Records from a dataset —

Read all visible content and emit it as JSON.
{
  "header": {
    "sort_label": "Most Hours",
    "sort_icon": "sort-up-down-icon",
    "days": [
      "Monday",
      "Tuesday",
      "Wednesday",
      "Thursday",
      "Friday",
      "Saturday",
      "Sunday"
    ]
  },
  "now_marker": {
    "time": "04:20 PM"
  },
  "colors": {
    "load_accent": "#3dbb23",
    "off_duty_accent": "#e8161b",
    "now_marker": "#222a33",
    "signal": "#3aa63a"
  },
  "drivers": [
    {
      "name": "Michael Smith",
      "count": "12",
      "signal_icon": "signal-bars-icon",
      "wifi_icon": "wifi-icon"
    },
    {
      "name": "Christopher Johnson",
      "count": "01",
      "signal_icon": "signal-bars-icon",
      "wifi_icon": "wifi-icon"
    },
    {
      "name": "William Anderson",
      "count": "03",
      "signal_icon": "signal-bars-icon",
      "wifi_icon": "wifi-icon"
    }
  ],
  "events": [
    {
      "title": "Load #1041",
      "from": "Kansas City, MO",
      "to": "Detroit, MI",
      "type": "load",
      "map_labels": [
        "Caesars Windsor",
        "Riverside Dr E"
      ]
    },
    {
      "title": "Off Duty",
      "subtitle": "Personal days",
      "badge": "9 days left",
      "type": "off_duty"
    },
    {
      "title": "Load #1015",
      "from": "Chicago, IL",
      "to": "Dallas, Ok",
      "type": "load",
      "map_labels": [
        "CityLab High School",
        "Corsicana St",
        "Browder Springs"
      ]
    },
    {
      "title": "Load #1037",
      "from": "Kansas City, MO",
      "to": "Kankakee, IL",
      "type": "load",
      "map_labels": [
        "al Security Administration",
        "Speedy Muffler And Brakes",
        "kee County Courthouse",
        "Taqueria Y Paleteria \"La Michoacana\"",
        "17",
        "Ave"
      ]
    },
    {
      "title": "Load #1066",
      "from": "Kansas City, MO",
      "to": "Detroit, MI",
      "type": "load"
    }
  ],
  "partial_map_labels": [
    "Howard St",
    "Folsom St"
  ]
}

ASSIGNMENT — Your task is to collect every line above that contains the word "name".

RESULT —
      "name": "Michael Smith",
      "name": "Christopher Johnson",
      "name": "William Anderson",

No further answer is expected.